## PROBLEM TO WORK ON
Please output the listing that follows exactly, but keep all images out.

## DATA SUPPLIED
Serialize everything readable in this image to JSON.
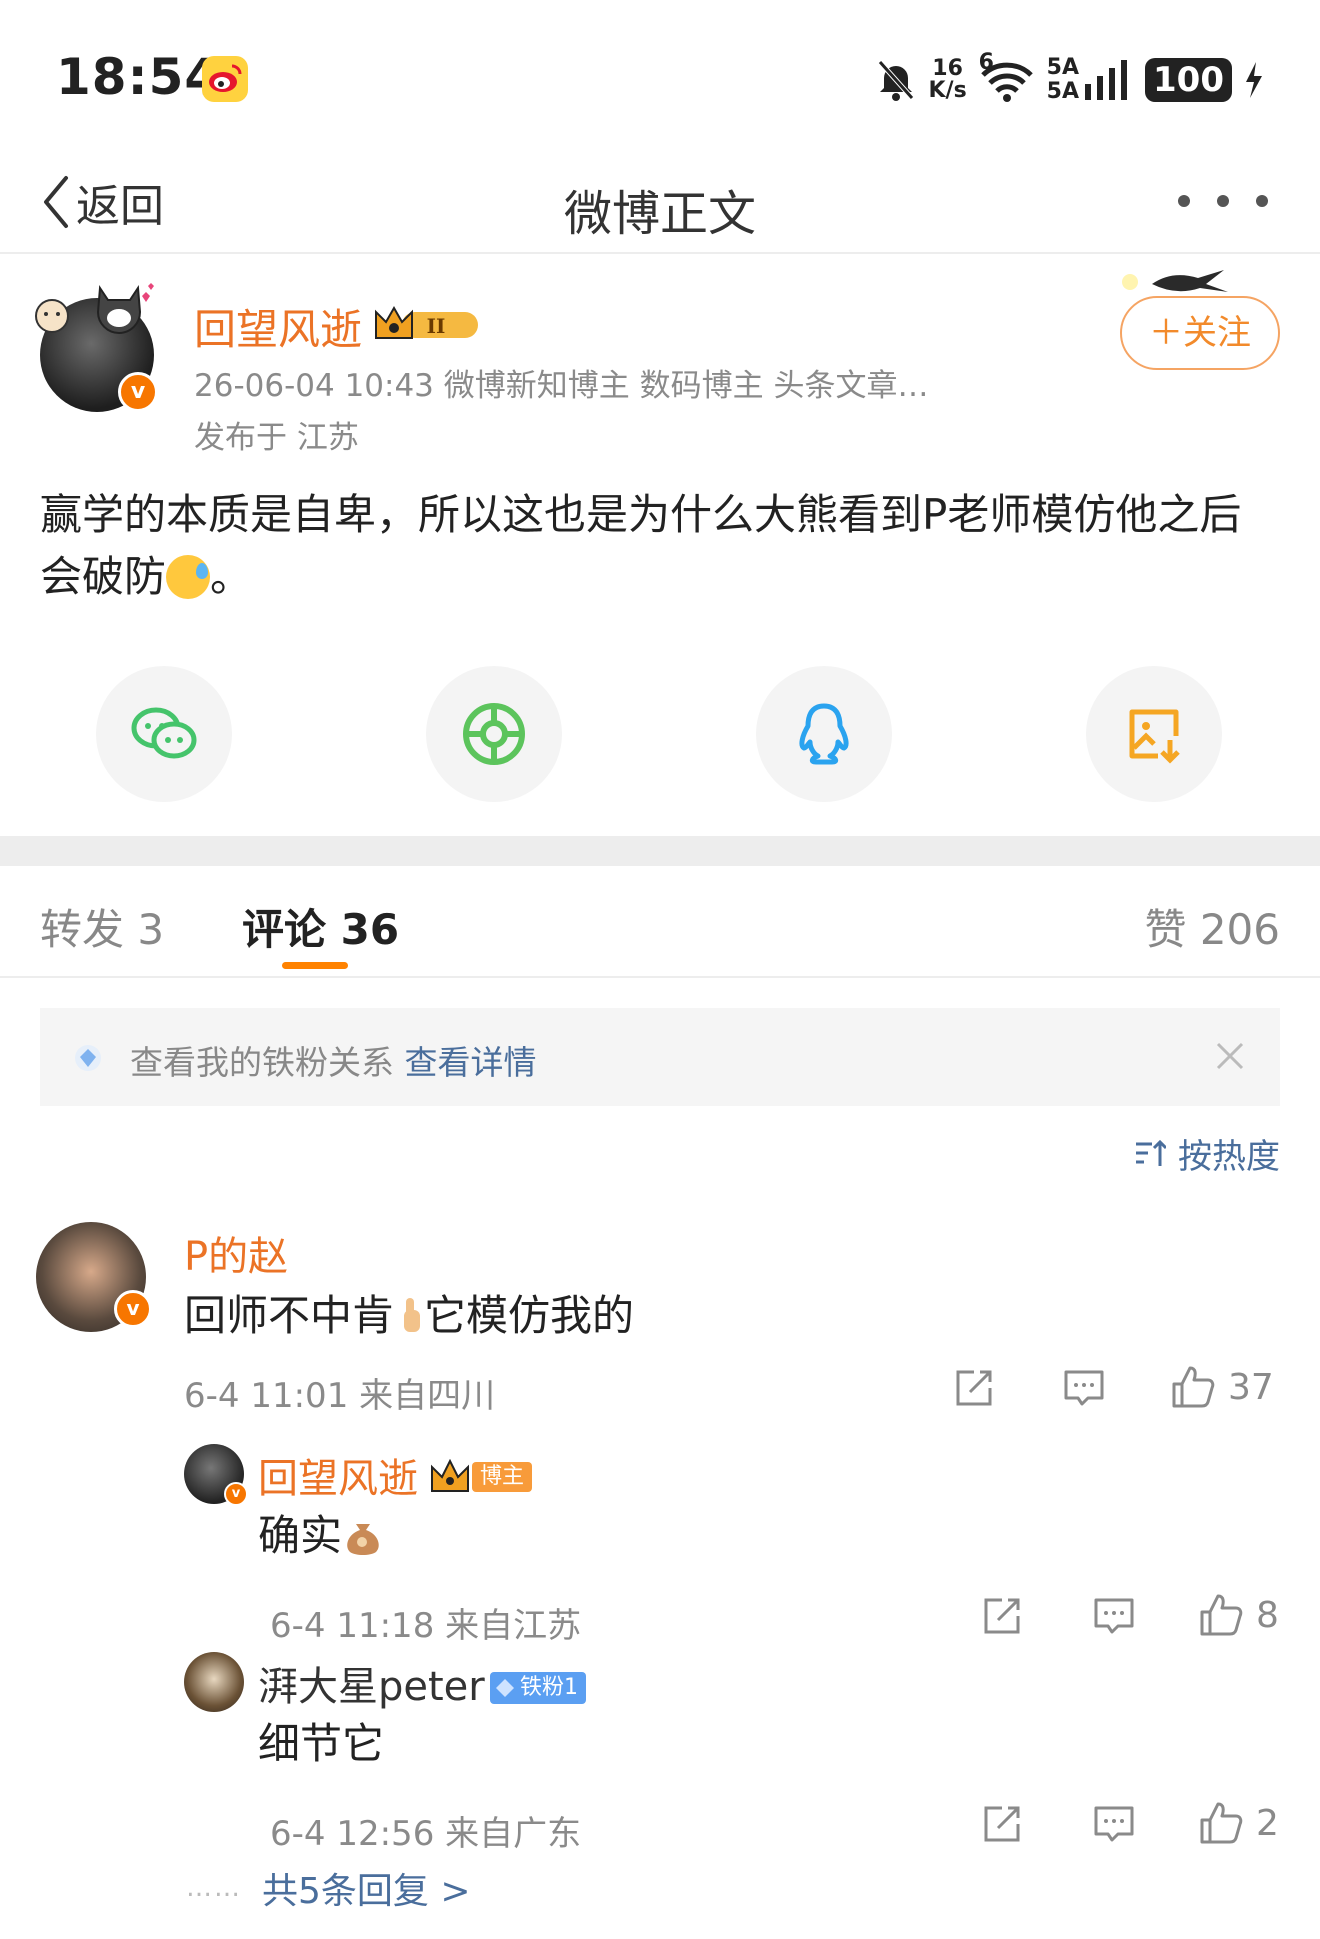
{
  "status_bar": {
    "time": "18:54",
    "net_speed_value": "16",
    "net_speed_unit": "K/s",
    "wifi_label": "6",
    "signal_label_1": "5A",
    "signal_label_2": "5A",
    "battery": "100"
  },
  "nav": {
    "back_label": "返回",
    "title": "微博正文"
  },
  "post": {
    "author": "回望风逝",
    "meta": "26-06-04 10:43  微博新知博主 数码博主 头条文章…",
    "location": "发布于 江苏",
    "follow_label": "＋关注",
    "verified_mark": "v",
    "level_badge": "II",
    "body_text": "赢学的本质是自卑，所以这也是为什么大熊看到P老师模仿他之后会破防",
    "body_end": "。"
  },
  "share": {
    "icons": [
      "wechat-icon",
      "moments-icon",
      "qq-icon",
      "save-image-icon"
    ],
    "colors": {
      "wechat": "#45c46b",
      "moments": "#5cc45c",
      "qq": "#2aa3ef",
      "save": "#f5a623"
    }
  },
  "tabs": {
    "repost": "转发 3",
    "comment": "评论 36",
    "like": "赞 206"
  },
  "fan_banner": {
    "text": "查看我的铁粉关系 ",
    "link": "查看详情"
  },
  "sort": {
    "label": "按热度"
  },
  "comment": {
    "author": "P的赵",
    "text_before": "回师不中肯",
    "text_after": "它模仿我的",
    "time": "6-4 11:01 来自四川",
    "likes": "37",
    "verified_mark": "v"
  },
  "replies": [
    {
      "author": "回望风逝",
      "badge": "博主",
      "text": "确实",
      "time": "6-4 11:18 来自江苏",
      "likes": "8",
      "verified_mark": "v"
    },
    {
      "author": "湃大星peter",
      "badge": "铁粉1",
      "text": "细节它",
      "time": "6-4 12:56 来自广东",
      "likes": "2"
    }
  ],
  "more_replies": {
    "dots": "……",
    "label": "共5条回复 >"
  },
  "colors": {
    "accent_orange": "#ff8200",
    "username_orange": "#eb7326",
    "link_blue": "#4a6e9c"
  }
}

## REPLY
Serialize everything readable in this image to JSON.
{
  "status_bar": {
    "time": "18:54",
    "net_speed_value": "16",
    "net_speed_unit": "K/s",
    "wifi_label": "6",
    "signal_label_1": "5A",
    "signal_label_2": "5A",
    "battery": "100"
  },
  "nav": {
    "back_label": "返回",
    "title": "微博正文"
  },
  "post": {
    "author": "回望风逝",
    "meta": "26-06-04 10:43  微博新知博主 数码博主 头条文章…",
    "location": "发布于 江苏",
    "follow_label": "＋关注",
    "verified_mark": "v",
    "level_badge": "II",
    "body_text": "赢学的本质是自卑，所以这也是为什么大熊看到P老师模仿他之后会破防",
    "body_end": "。"
  },
  "share": {
    "icons": [
      "wechat-icon",
      "moments-icon",
      "qq-icon",
      "save-image-icon"
    ],
    "colors": {
      "wechat": "#45c46b",
      "moments": "#5cc45c",
      "qq": "#2aa3ef",
      "save": "#f5a623"
    }
  },
  "tabs": {
    "repost": "转发 3",
    "comment": "评论 36",
    "like": "赞 206"
  },
  "fan_banner": {
    "text": "查看我的铁粉关系 ",
    "link": "查看详情"
  },
  "sort": {
    "label": "按热度"
  },
  "comment": {
    "author": "P的赵",
    "text_before": "回师不中肯",
    "text_after": "它模仿我的",
    "time": "6-4 11:01 来自四川",
    "likes": "37",
    "verified_mark": "v"
  },
  "replies": [
    {
      "author": "回望风逝",
      "badge": "博主",
      "text": "确实",
      "time": "6-4 11:18 来自江苏",
      "likes": "8",
      "verified_mark": "v"
    },
    {
      "author": "湃大星peter",
      "badge": "铁粉1",
      "text": "细节它",
      "time": "6-4 12:56 来自广东",
      "likes": "2"
    }
  ],
  "more_replies": {
    "dots": "……",
    "label": "共5条回复 >"
  },
  "colors": {
    "accent_orange": "#ff8200",
    "username_orange": "#eb7326",
    "link_blue": "#4a6e9c"
  }
}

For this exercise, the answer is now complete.